# TikZ: Plot contour lines

I have a (continuous) function on the real plane (e. g. f(x,y)=x^2-x*y) and want to draw contour lines (e. g. f(x,y)=-1, f(x,y)=1 etc.). Furthermore, I want to adjust the region where to do this (e. g. on the square [-3,3]²). The resulting picture should look like this:

I know how to do this in MATLAB (using contour), but is there any possbility to do this in TikZ? A minimal example doing exactly this would be great!

(A further question: My actual function is the real part of a complex polynomial (e. g. f(z)=Re(z^2-1)). Of course, I can manually calculate it using z=x+iy, but is there an elegant way to use this complex term directly in TikZ?)

• tikz, pgfplots as well any other programs can plot only real function. however, you can calculate parts of complex function, which you like to present by program with given equations. – Zarko Jun 3 '18 at 13:07
• @Zarko it could be done with parametric functions in pgfplots, or am I wrong on this? – Skillmon Jun 3 '18 at 13:11
• @Skillmon, to be honest, i don't know. however so far i didn't see diagram of complex function. always was split in two part: real and imaginary or amplitude and phase. how you do this is mater of your math skills (off-topic here). maybe is my math knowledge rusty :-) – Zarko Jun 3 '18 at 13:57

The pgfplots manual is full of examples for contour plots. UPDATE: I missed the fact that the contours are at +1 and -1. Big thanks to @Mike for pointing that out!

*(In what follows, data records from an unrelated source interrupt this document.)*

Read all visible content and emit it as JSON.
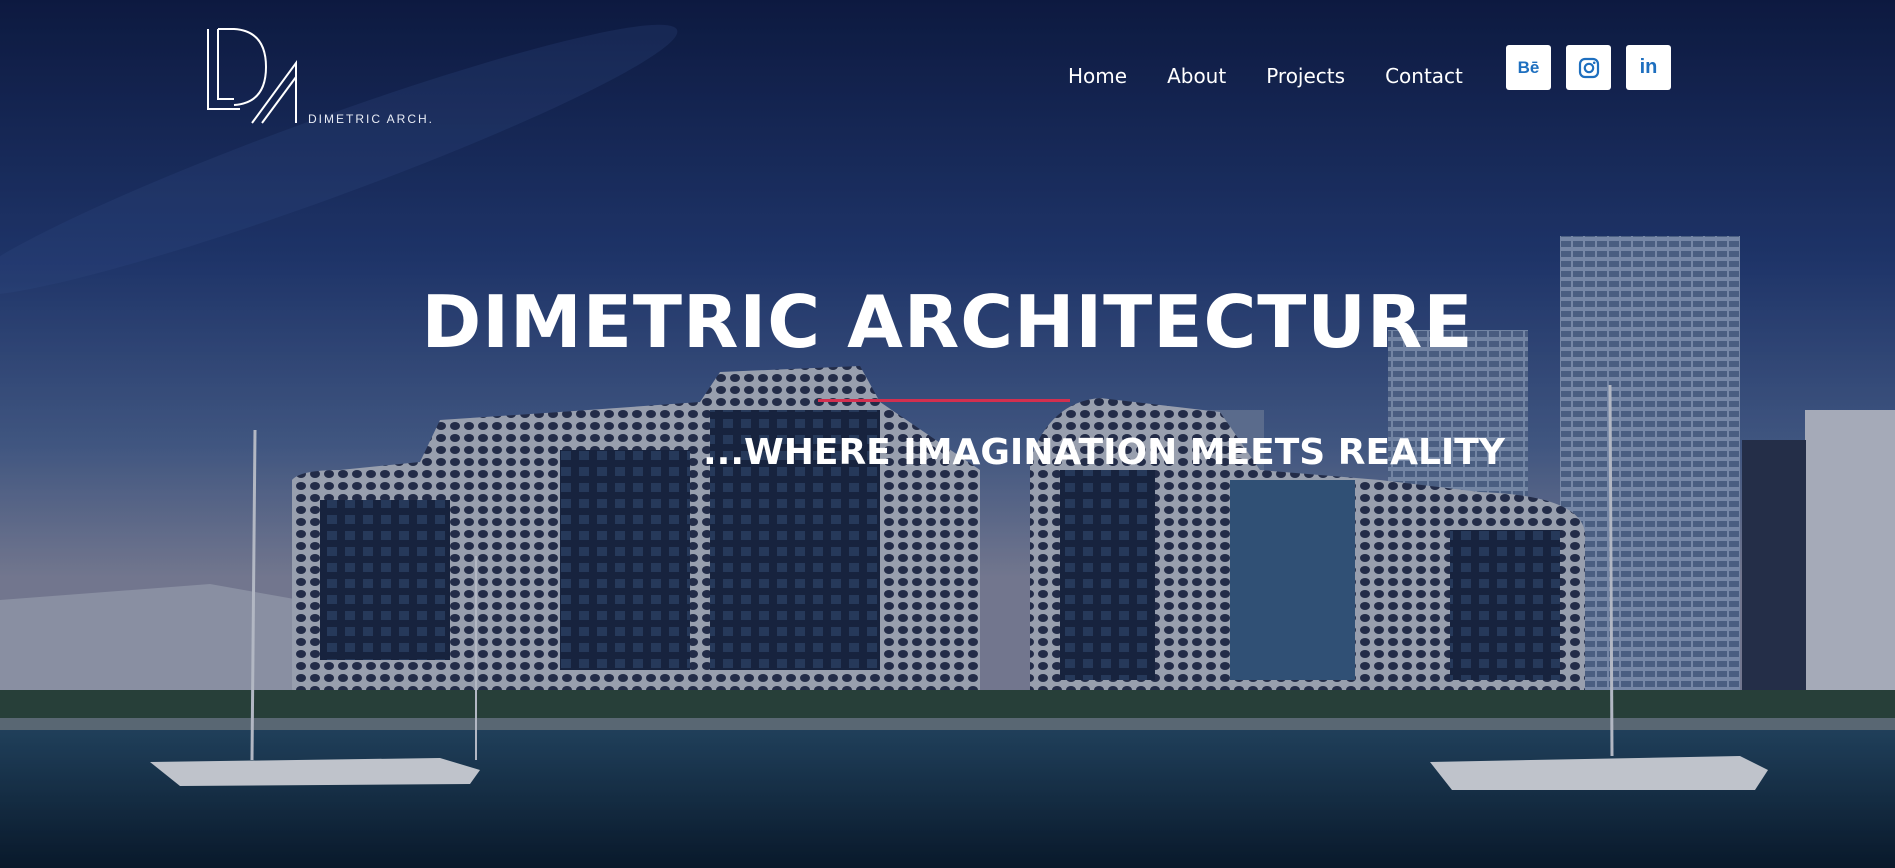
{
  "brand": {
    "logo_monogram": "DA",
    "logo_caption": "DIMETRIC ARCH."
  },
  "nav": {
    "items": [
      {
        "label": "Home"
      },
      {
        "label": "About"
      },
      {
        "label": "Projects"
      },
      {
        "label": "Contact"
      }
    ]
  },
  "social": {
    "behance_label": "Bē",
    "linkedin_label": "in",
    "icons": [
      "behance-icon",
      "instagram-icon",
      "linkedin-icon"
    ],
    "icon_color": "#1e6fbf"
  },
  "hero": {
    "title": "DIMETRIC ARCHITECTURE",
    "tagline": "...WHERE IMAGINATION MEETS REALITY",
    "divider_color": "#d32f4f"
  }
}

\documentclass[tikz,border=3.14mm]{standalone}
\usepackage{pgfplots}
\pgfplotsset{width=7cm,compat=1.16}
\begin{document}
\begin{tikzpicture} \begin{axis}[
title={$x^2-x\,y$},
enlarge x limits,
view={0}{90},
xlabel=$x$, ylabel=$y$,
small,
]
domain y=-3:3,
contour gnuplot={levels={-1,1},labels=false},
thick,samples=50,samples y=50,
] {x^2-x*y};
\end{axis}
\end{tikzpicture}
\end{document}


• If you change levels={1} to levels={-1,1}, you'll get the missing lines. – Mike Jun 4 '18 at 0:16

Since you have to use gnuplot anyway, you could also let it do all the number crunching. It is much faster, but of course, this requires some knowledge about gnuplot. In your case, you even have to use the option raw gnuplot.

\documentclass[tikz,border=3.14mm]{standalone}
\usepackage{pgfplots}
\pgfplotsset{width=7cm,compat=1.15}
\begin{document}
\begin{tikzpicture} \begin{axis}[
title={$x^2-x\,y$},
view={0}{90},
xlabel=$x$, ylabel=$y$,
small,
]